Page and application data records

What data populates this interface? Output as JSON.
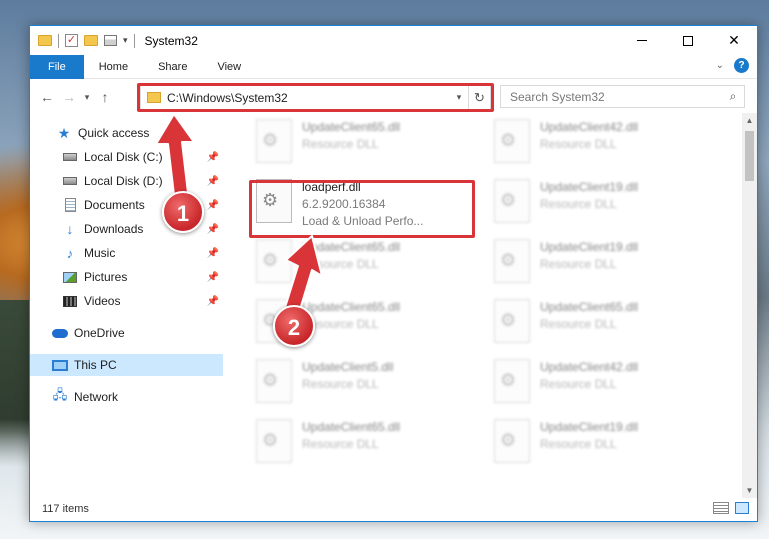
{
  "window": {
    "title": "System32"
  },
  "ribbon": {
    "tabs": [
      "File",
      "Home",
      "Share",
      "View"
    ],
    "help_label": "?"
  },
  "nav": {
    "address": "C:\\Windows\\System32",
    "search_placeholder": "Search System32"
  },
  "sidebar": {
    "items": [
      {
        "label": "Quick access",
        "icon": "star-icon",
        "pinned": false
      },
      {
        "label": "Local Disk (C:)",
        "icon": "drive-icon",
        "pinned": true
      },
      {
        "label": "Local Disk (D:)",
        "icon": "drive-icon",
        "pinned": true
      },
      {
        "label": "Documents",
        "icon": "documents-icon",
        "pinned": true
      },
      {
        "label": "Downloads",
        "icon": "download-icon",
        "pinned": true
      },
      {
        "label": "Music",
        "icon": "music-icon",
        "pinned": true
      },
      {
        "label": "Pictures",
        "icon": "pictures-icon",
        "pinned": true
      },
      {
        "label": "Videos",
        "icon": "videos-icon",
        "pinned": true
      },
      {
        "label": "OneDrive",
        "icon": "cloud-icon",
        "pinned": false
      },
      {
        "label": "This PC",
        "icon": "computer-icon",
        "pinned": false,
        "selected": true
      },
      {
        "label": "Network",
        "icon": "network-icon",
        "pinned": false
      }
    ]
  },
  "files": {
    "highlighted": {
      "name": "loadperf.dll",
      "version": "6.2.9200.16384",
      "description": "Load & Unload Perfo..."
    },
    "left_column": [
      {
        "name": "UpdateClient65.dll",
        "type": "Resource DLL"
      },
      {
        "name": "UpdateClient65.dll",
        "type": "Resource DLL"
      },
      {
        "name": "UpdateClient65.dll",
        "type": "Resource DLL"
      },
      {
        "name": "UpdateClient5.dll",
        "type": "Resource DLL"
      },
      {
        "name": "UpdateClient65.dll",
        "type": "Resource DLL"
      }
    ],
    "right_column": [
      {
        "name": "UpdateClient42.dll",
        "type": "Resource DLL"
      },
      {
        "name": "UpdateClient19.dll",
        "type": "Resource DLL"
      },
      {
        "name": "UpdateClient19.dll",
        "type": "Resource DLL"
      },
      {
        "name": "UpdateClient65.dll",
        "type": "Resource DLL"
      },
      {
        "name": "UpdateClient42.dll",
        "type": "Resource DLL"
      },
      {
        "name": "UpdateClient19.dll",
        "type": "Resource DLL"
      }
    ]
  },
  "status": {
    "item_count": "117 items"
  },
  "callouts": [
    "1",
    "2"
  ],
  "colors": {
    "accent": "#1979ca",
    "highlight": "#d93438",
    "selection": "#cce8ff"
  }
}
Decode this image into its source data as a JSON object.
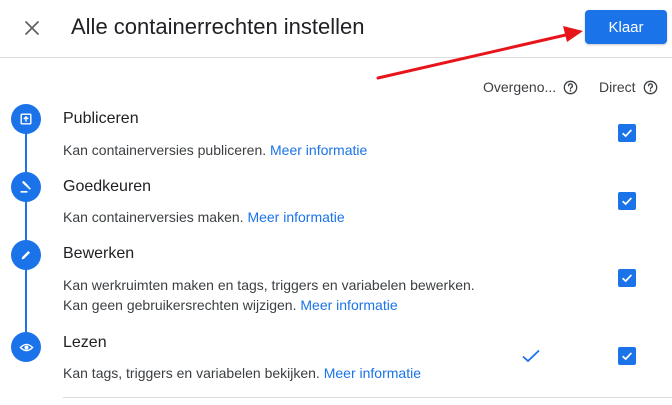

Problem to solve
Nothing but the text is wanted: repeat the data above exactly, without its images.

Task result
What data populates this interface? Output as JSON.
{
  "window": {
    "title": "System32"
  },
  "ribbon": {
    "tabs": [
      "File",
      "Home",
      "Share",
      "View"
    ],
    "help_label": "?"
  },
  "nav": {
    "address": "C:\\Windows\\System32",
    "search_placeholder": "Search System32"
  },
  "sidebar": {
    "items": [
      {
        "label": "Quick access",
        "icon": "star-icon",
        "pinned": false
      },
      {
        "label": "Local Disk (C:)",
        "icon": "drive-icon",
        "pinned": true
      },
      {
        "label": "Local Disk (D:)",
        "icon": "drive-icon",
        "pinned": true
      },
      {
        "label": "Documents",
        "icon": "documents-icon",
        "pinned": true
      },
      {
        "label": "Downloads",
        "icon": "download-icon",
        "pinned": true
      },
      {
        "label": "Music",
        "icon": "music-icon",
        "pinned": true
      },
      {
        "label": "Pictures",
        "icon": "pictures-icon",
        "pinned": true
      },
      {
        "label": "Videos",
        "icon": "videos-icon",
        "pinned": true
      },
      {
        "label": "OneDrive",
        "icon": "cloud-icon",
        "pinned": false
      },
      {
        "label": "This PC",
        "icon": "computer-icon",
        "pinned": false,
        "selected": true
      },
      {
        "label": "Network",
        "icon": "network-icon",
        "pinned": false
      }
    ]
  },
  "files": {
    "highlighted": {
      "name": "loadperf.dll",
      "version": "6.2.9200.16384",
      "description": "Load & Unload Perfo..."
    },
    "left_column": [
      {
        "name": "UpdateClient65.dll",
        "type": "Resource DLL"
      },
      {
        "name": "UpdateClient65.dll",
        "type": "Resource DLL"
      },
      {
        "name": "UpdateClient65.dll",
        "type": "Resource DLL"
      },
      {
        "name": "UpdateClient5.dll",
        "type": "Resource DLL"
      },
      {
        "name": "UpdateClient65.dll",
        "type": "Resource DLL"
      }
    ],
    "right_column": [
      {
        "name": "UpdateClient42.dll",
        "type": "Resource DLL"
      },
      {
        "name": "UpdateClient19.dll",
        "type": "Resource DLL"
      },
      {
        "name": "UpdateClient19.dll",
        "type": "Resource DLL"
      },
      {
        "name": "UpdateClient65.dll",
        "type": "Resource DLL"
      },
      {
        "name": "UpdateClient42.dll",
        "type": "Resource DLL"
      },
      {
        "name": "UpdateClient19.dll",
        "type": "Resource DLL"
      }
    ]
  },
  "status": {
    "item_count": "117 items"
  },
  "callouts": [
    "1",
    "2"
  ],
  "colors": {
    "accent": "#1979ca",
    "highlight": "#d93438",
    "selection": "#cce8ff"
  }
}
Decode this image into its source data as a JSON object.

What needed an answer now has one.